Ralph next interviewed a man who often cut cord wood on the east side of the lake. The man told that he would work all day, and then he would return home by raft to the west side of the lake. As the man was crossing the lake, early one morning, he realized that something in the water was following him; something big and it was coming fast. The man, horrified by what he saw, made for the eastern shore with the monster in pursuit. Landing the raft, the man ran for the woods and the creature did not follow. At the end of the day, rather than risk the lake, the man walked all the way around the lake, crossing at Kearney.
Ralph talked with another man who had been fishing with a friend in Beaver Lake near the mouth of Magnetawan River. They had just dropped off their lines in the water when the creature surfaced near their boat. The men rowed away as fast as they could and the monster disappeared back into the lake.
Another angler had a similar encounter. As with the previous angler, he lit out of there as soon as the creature appeared, but he returned later with a rifle in the hope of killing the thing. The monster did not reappear and the man returned home disappointed.
Apparently one family that lived on the lake had considerable trouble with the monster, and their encounters were frequent. They told of ongoing incidents of the family being tormented and the trouble they had trying to kill the monster.
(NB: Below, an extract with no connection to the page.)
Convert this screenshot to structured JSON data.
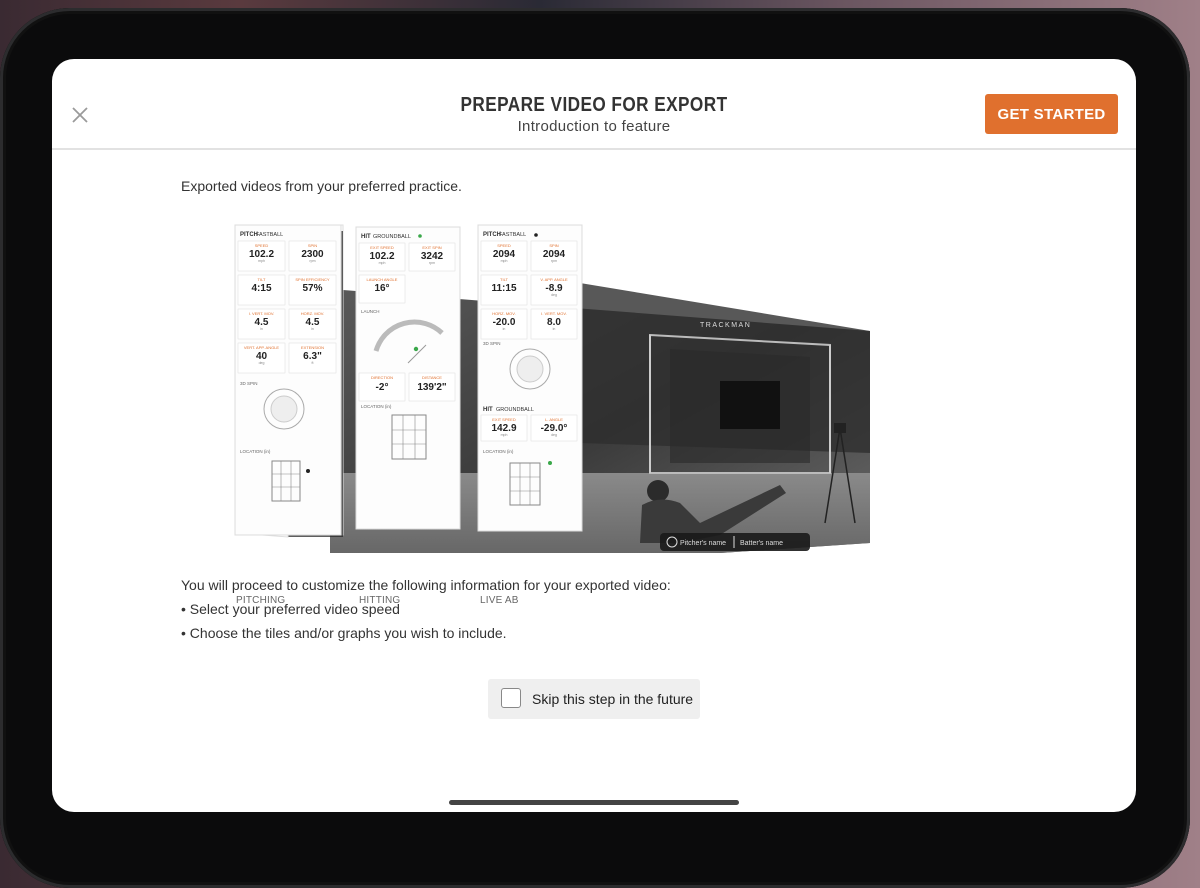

The man of the house told Ralph how bullets from his
.22 calibre rifle would bounce off the monster’s skin and that it would snap their lines when they tried to hook it. Just rumours, indeed!
The sightings and encounters continued over the next few years then suddenly stopped. Whatever had been stalking Beaver Lake had moved on.
The monster’s shape and size were never verified and there are no known photographs or evidence of its existence, but most accounts seem to indicate that it was an alligator that had terrorized the lake from 1942 to 1945. Nevertheless, how an alligator came to live in Beaver Lake and survive at least two harsh Canadian winters is very much a mystery in of itself. If it was an alligator …